- **Data excerpts**:
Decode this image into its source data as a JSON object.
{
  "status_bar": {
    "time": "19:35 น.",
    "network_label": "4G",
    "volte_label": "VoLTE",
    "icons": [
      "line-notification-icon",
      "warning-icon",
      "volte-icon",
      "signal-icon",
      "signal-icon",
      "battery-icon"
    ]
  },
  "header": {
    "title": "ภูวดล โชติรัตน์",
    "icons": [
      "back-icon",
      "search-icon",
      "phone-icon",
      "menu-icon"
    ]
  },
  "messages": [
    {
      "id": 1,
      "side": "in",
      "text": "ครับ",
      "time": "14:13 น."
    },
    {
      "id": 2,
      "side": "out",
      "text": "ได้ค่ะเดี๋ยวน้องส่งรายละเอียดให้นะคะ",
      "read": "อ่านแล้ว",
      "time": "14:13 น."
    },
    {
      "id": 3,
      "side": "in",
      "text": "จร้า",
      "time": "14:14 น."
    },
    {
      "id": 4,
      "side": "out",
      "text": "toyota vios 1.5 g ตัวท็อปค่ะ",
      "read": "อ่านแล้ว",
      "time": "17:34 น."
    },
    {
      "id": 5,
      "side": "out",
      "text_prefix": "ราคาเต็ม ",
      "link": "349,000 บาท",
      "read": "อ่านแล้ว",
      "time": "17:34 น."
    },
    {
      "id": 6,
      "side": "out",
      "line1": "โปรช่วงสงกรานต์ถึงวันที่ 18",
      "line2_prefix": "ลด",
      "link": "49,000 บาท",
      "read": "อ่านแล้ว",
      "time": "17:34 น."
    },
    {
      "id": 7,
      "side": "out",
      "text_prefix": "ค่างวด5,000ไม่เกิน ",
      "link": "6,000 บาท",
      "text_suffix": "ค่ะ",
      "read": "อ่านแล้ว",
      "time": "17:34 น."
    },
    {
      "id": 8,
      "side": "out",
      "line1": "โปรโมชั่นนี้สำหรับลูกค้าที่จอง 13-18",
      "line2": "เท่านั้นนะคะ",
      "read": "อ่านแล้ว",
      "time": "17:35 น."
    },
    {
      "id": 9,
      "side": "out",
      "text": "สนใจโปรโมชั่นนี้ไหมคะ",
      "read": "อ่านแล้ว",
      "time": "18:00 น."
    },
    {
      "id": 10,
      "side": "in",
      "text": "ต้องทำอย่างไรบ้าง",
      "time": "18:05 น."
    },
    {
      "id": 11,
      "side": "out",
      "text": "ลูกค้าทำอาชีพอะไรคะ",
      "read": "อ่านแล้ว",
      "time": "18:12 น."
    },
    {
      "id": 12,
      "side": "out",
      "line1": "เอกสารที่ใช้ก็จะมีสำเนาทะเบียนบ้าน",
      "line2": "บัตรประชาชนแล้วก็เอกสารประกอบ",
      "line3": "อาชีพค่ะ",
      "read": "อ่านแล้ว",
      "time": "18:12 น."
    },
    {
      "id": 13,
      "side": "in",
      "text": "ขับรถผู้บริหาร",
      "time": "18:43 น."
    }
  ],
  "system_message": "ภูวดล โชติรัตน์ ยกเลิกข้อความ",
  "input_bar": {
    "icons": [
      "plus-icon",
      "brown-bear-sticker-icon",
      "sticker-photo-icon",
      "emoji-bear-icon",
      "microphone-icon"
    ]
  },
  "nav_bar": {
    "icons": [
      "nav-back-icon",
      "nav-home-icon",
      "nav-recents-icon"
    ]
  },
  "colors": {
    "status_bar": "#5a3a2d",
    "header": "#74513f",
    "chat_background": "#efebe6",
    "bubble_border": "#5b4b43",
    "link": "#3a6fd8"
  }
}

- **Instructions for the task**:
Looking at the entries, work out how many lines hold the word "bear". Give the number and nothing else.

- **Reply to the exercise**:
2